The music score is directed by Carl Stalling. As usual it is an amalgam of new music, tunes from the Warners' catalogue and snippets of classical music. I have always found the soundtrack to be the strong point of the Warners' cartoons, particularly the later ones, and in these examples the soundtracks are often remarkable. The transfer is very good in presenting the audio without any distortion so that the music and effects can be appreciated for their comic effect.
|Surround Channel Use|
Again, some cheesy animation and audio.
Audio commentary is provided for Ain't She Tweet, Tweetie Pie, Kitty Kornered, Baby Bottleneck, Old Glory, The Great Piggy Bank Robbery and Porky in Wackyland. Most of the commentaries are by Greg Ford or Michael Barrier, and in those we get snippets of audio from some of the creative talent. Jerry Beck teams up with Martha Sigall for the commentary on Old Glory: Sigall inked many of the cels on that cartoon and recalls a lot about the cartoon and its reception. Even then there are a few dead spots in the commentary. John Kricfalusi contributes a very enthusiastic and informative commentary on The Great Piggy Bank Robbery.
Music and effects tracks for Tweet Tweet Tweety and A Bird In A Guilty Cage.
This is a continuation of the featurette of which the first part is on the Bugs Bunny disc. A lot of lame celebrity "reminiscences" of their work with Bugs are interspersed with comments from Chuck Jones and Friz Freleng. The age of this material can be gauged by the hairstyles and clothing, which put it some time in the 1980s, as well as by the appearance of Geraldine Page who has been dead for twenty years. Others include David Bowie, Bill Murray, Candice Bergen and Chuck Yeager.
A new cartoon based on work by Chuck Jones but made after his death. The animation is very good but the cartoon simply isn't funny or interesting. A disappointment.
This is an excellent short documentary on the life and work of the not-so-well-known Clampett, who made a poor career choice in leaving Warners in the mid-40s. His cartoons are some of the wackiest to come out of the studio and there are plenty of examples of his work here. Of particular interest is a frame by frame analysis of some passages from The Great Piggy Bank Robbery.
Opening credits for The Porky Pig Show and The Bugs Bunny and Tweety Show.
A short piece showing one of Warners' current crop of animators drawing Sylvester and Tweety.
NOTE: To view non-R4 releases, your equipment needs to be multi-zone compatible and usually also NTSC compatible.

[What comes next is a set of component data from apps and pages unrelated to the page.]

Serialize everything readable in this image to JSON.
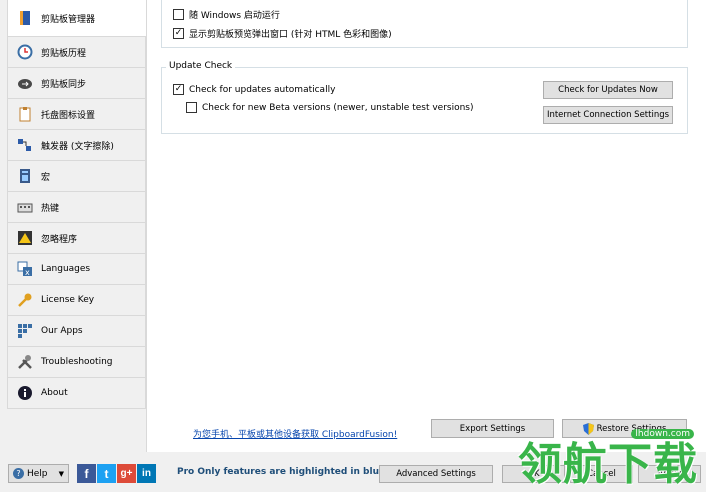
{
  "sidebar": {
    "items": [
      {
        "label": "剪贴板管理器",
        "icon": "book-icon"
      },
      {
        "label": "剪贴板历程",
        "icon": "clock-icon"
      },
      {
        "label": "剪贴板同步",
        "icon": "cloud-sync-icon"
      },
      {
        "label": "托盘图标设置",
        "icon": "clipboard-icon"
      },
      {
        "label": "触发器 (文字擦除)",
        "icon": "trigger-icon"
      },
      {
        "label": "宏",
        "icon": "macro-icon"
      },
      {
        "label": "热键",
        "icon": "keyboard-icon"
      },
      {
        "label": "忽略程序",
        "icon": "warning-icon"
      },
      {
        "label": "Languages",
        "icon": "language-icon"
      },
      {
        "label": "License Key",
        "icon": "key-icon"
      },
      {
        "label": "Our Apps",
        "icon": "apps-icon"
      },
      {
        "label": "Troubleshooting",
        "icon": "tools-icon"
      },
      {
        "label": "About",
        "icon": "info-icon"
      }
    ]
  },
  "general": {
    "startup_label": "随 Windows 启动运行",
    "startup_checked": false,
    "preview_label": "显示剪贴板预览弹出窗口 (针对 HTML 色彩和图像)",
    "preview_checked": true
  },
  "update_check": {
    "title": "Update Check",
    "auto_label": "Check for updates automatically",
    "auto_checked": true,
    "beta_label": "Check for new Beta versions (newer, unstable test versions)",
    "beta_checked": false,
    "check_now_label": "Check for Updates Now",
    "internet_settings_label": "Internet Connection Settings"
  },
  "footer_link": "为您手机、平板或其他设备获取 ClipboardFusion!",
  "export_label": "Export Settings",
  "restore_label": "Restore Settings",
  "bottom": {
    "help_label": "Help",
    "pro_text": "Pro Only features are highlighted in blue",
    "advanced_label": "Advanced Settings",
    "ok_label": "OK",
    "cancel_label": "Cancel",
    "apply_label": "Apply"
  },
  "watermark": {
    "text": "领航下载",
    "url": "lhdown.com"
  },
  "colors": {
    "pro_text": "#1f4e79",
    "link": "#0645ad",
    "watermark_green": "#39b54a"
  }
}
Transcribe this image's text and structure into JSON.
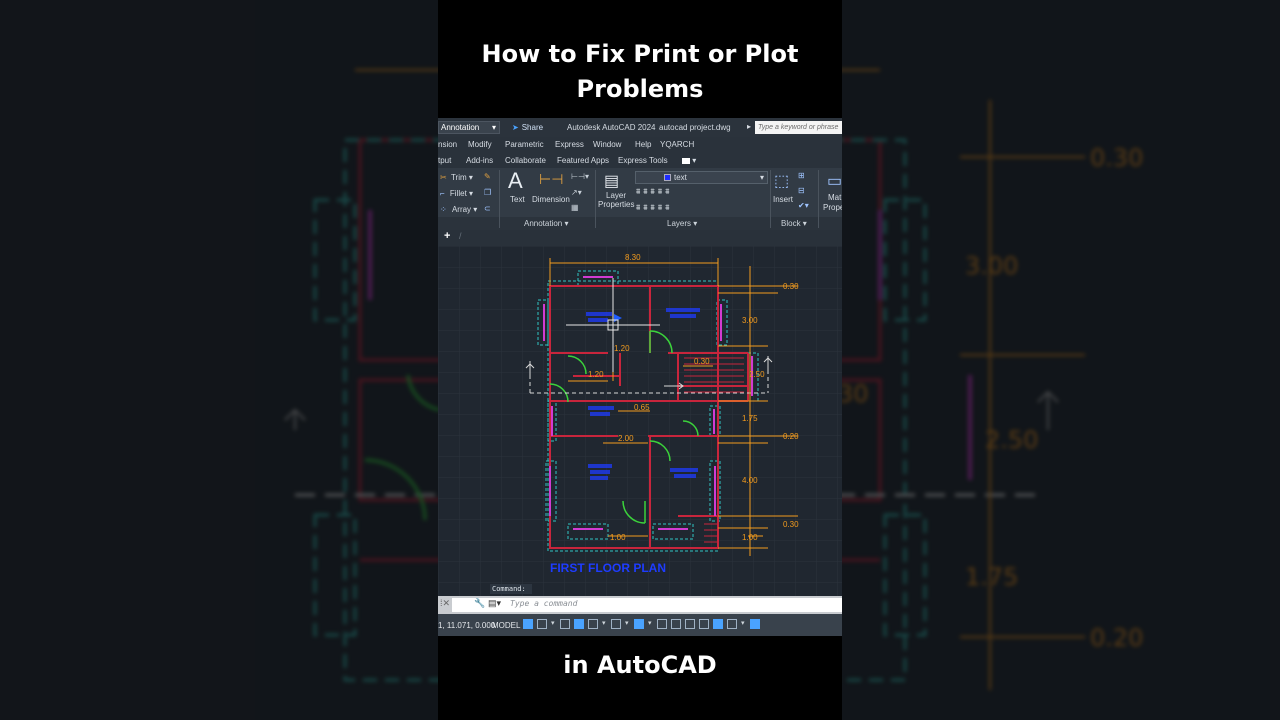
{
  "captions": {
    "top_line1": "How to Fix Print or Plot",
    "top_line2": "Problems",
    "bottom": "in AutoCAD"
  },
  "titlebar": {
    "workspace": "Annotation",
    "share": "Share",
    "app_title": "Autodesk AutoCAD 2024",
    "file_name": "autocad project.dwg",
    "search_placeholder": "Type a keyword or phrase"
  },
  "menu": [
    "nsion",
    "Modify",
    "Parametric",
    "Express",
    "Window",
    "Help",
    "YQARCH"
  ],
  "ribbon_tabs": [
    "tput",
    "Add-ins",
    "Collaborate",
    "Featured Apps",
    "Express Tools"
  ],
  "ribbon": {
    "modify_tools": [
      "Trim",
      "Fillet",
      "Array"
    ],
    "text_label": "Text",
    "dimension_label": "Dimension",
    "layer_properties": [
      "Layer",
      "Properties"
    ],
    "current_layer": "text",
    "insert_label": "Insert",
    "match_properties": [
      "Mat",
      "Prope"
    ],
    "panels": {
      "annotation": "Annotation",
      "layers": "Layers",
      "block": "Block"
    }
  },
  "drawing": {
    "title": "FIRST FLOOR PLAN",
    "dims": {
      "overall_width": "8.30",
      "right": [
        "0.30",
        "3.00",
        "2.50",
        "1.75",
        "0.20",
        "4.00",
        "0.30",
        "1.00"
      ],
      "interior": [
        "1.20",
        "1.20",
        "0.30",
        "0.65",
        "2.00",
        "1.00"
      ]
    }
  },
  "background_dims": [
    "0.30",
    "3.00",
    "2.50",
    "30",
    "1.75",
    "0.20"
  ],
  "command": {
    "history_label": "Command:",
    "placeholder": "Type a command"
  },
  "status": {
    "coords": "1, 11.071, 0.000",
    "model": "MODEL"
  },
  "colors": {
    "acad_bg": "#212830",
    "viewport_bg": "#202730",
    "wall": "#c8253c",
    "dim": "#f29b1e",
    "door": "#3bd23b",
    "window": "#d23bd2",
    "cyan": "#2fc4c4",
    "label_blue": "#1e3cff"
  }
}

The Region 1 equivalent is only available as part of a four disc set called Looney Tunes: The Golden Collection Volume 2. This material is on disc 3, and appears to have the same contents. As Region 4 are getting the entire set including all of the extra material as four separate discs, the decision as to whether to get the Region 1 set or the Region 4 discs comes down to price and convenience.

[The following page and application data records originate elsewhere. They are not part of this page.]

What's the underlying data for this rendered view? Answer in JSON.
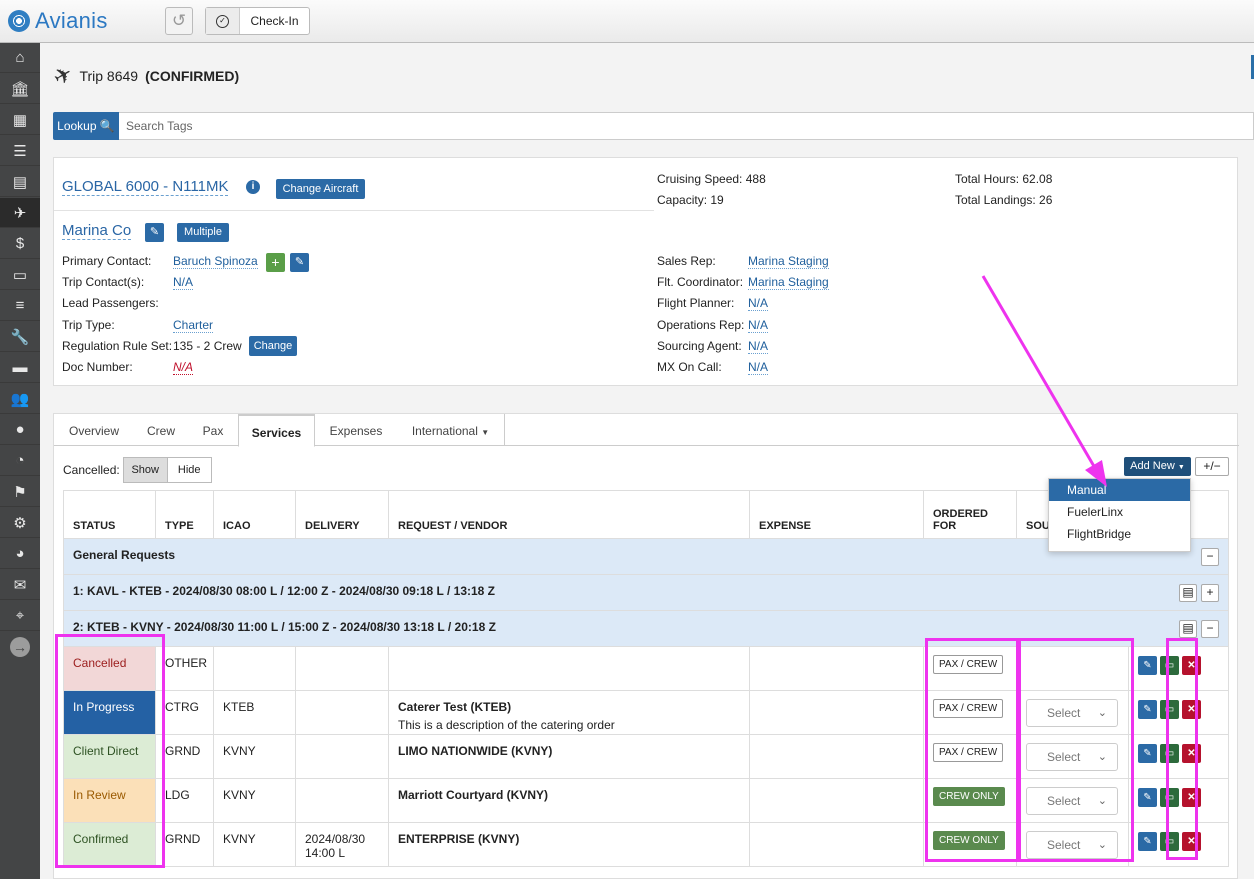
{
  "app": {
    "brand": "Avianis",
    "checkin_label": "Check-In"
  },
  "trip": {
    "title": "Trip 8649",
    "status": "(CONFIRMED)"
  },
  "search": {
    "lookup_label": "Lookup",
    "placeholder": "Search Tags"
  },
  "aircraft": {
    "name": "GLOBAL 6000 - N111MK",
    "change_label": "Change Aircraft",
    "cruise": "Cruising Speed: 488",
    "capacity": "Capacity: 19",
    "total_hours": "Total Hours: 62.08",
    "total_landings": "Total Landings: 26"
  },
  "client": {
    "name": "Marina Co",
    "multiple_label": "Multiple",
    "primary_contact_label": "Primary Contact:",
    "primary_contact": "Baruch Spinoza",
    "trip_contacts_label": "Trip Contact(s):",
    "trip_contacts": "N/A",
    "lead_pax_label": "Lead Passengers:",
    "trip_type_label": "Trip Type:",
    "trip_type": "Charter",
    "rule_label": "Regulation Rule Set:",
    "rule": "135 - 2 Crew",
    "rule_change": "Change",
    "doc_label": "Doc Number:",
    "doc": "N/A"
  },
  "staff": [
    {
      "label": "Sales Rep:",
      "value": "Marina Staging"
    },
    {
      "label": "Flt. Coordinator:",
      "value": "Marina Staging"
    },
    {
      "label": "Flight Planner:",
      "value": "N/A"
    },
    {
      "label": "Operations Rep:",
      "value": "N/A"
    },
    {
      "label": "Sourcing Agent:",
      "value": "N/A"
    },
    {
      "label": "MX On Call:",
      "value": "N/A"
    }
  ],
  "tabs": [
    "Overview",
    "Crew",
    "Pax",
    "Services",
    "Expenses",
    "International"
  ],
  "services": {
    "cancelled_label": "Cancelled:",
    "show": "Show",
    "hide": "Hide",
    "add_new": "Add New",
    "plus_minus": "+/−",
    "columns": [
      "STATUS",
      "TYPE",
      "ICAO",
      "DELIVERY",
      "REQUEST / VENDOR",
      "EXPENSE",
      "ORDERED FOR",
      "SOU"
    ],
    "groups": [
      "General Requests",
      "1: KAVL - KTEB - 2024/08/30 08:00 L / 12:00 Z - 2024/08/30 09:18 L / 13:18 Z",
      "2: KTEB - KVNY - 2024/08/30 11:00 L / 15:00 Z - 2024/08/30 13:18 L / 20:18 Z"
    ],
    "rows": [
      {
        "status": "Cancelled",
        "type": "OTHER",
        "icao": "",
        "delivery": "",
        "vendor": "",
        "desc": "",
        "ordered": "PAX / CREW"
      },
      {
        "status": "In Progress",
        "type": "CTRG",
        "icao": "KTEB",
        "delivery": "",
        "vendor": "Caterer Test (KTEB)",
        "desc": "This is a description of the catering order",
        "ordered": "PAX / CREW"
      },
      {
        "status": "Client Direct",
        "type": "GRND",
        "icao": "KVNY",
        "delivery": "",
        "vendor": "LIMO NATIONWIDE (KVNY)",
        "desc": "",
        "ordered": "PAX / CREW"
      },
      {
        "status": "In Review",
        "type": "LDG",
        "icao": "KVNY",
        "delivery": "",
        "vendor": "Marriott Courtyard (KVNY)",
        "desc": "",
        "ordered": "CREW ONLY"
      },
      {
        "status": "Confirmed",
        "type": "GRND",
        "icao": "KVNY",
        "delivery": "2024/08/30 14:00 L",
        "vendor": "ENTERPRISE (KVNY)",
        "desc": "",
        "ordered": "CREW ONLY"
      }
    ],
    "select_placeholder": "Select"
  },
  "add_menu": [
    "Manual",
    "FuelerLinx",
    "FlightBridge"
  ],
  "colors": {
    "accent": "#2b6aa6",
    "highlight": "#ee33ee"
  }
}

More classic cartoons from Warners.
The video and audio transfers are excellent.
There is plenty of extra material though not all of it would be worth more than one look.
|DVD||Pioneer DV-S733A, using Component output|
|Display||Sony 86CM Trinitron Wega KVHR36M31. Calibrated with Ultimate DVD Platinum. This display device is 16x9 capable.|
|Audio Decoder||Built in to DVD player, Dolby Digital, dts and DVD-Audio. Calibrated with Ultimate DVD Platinum.|
|Speakers||Main: Tannoy Revolution R3; Centre: Tannoy Sensys DCC; Rear: Richter Harlequin; Subwoofer: JBL SUB175|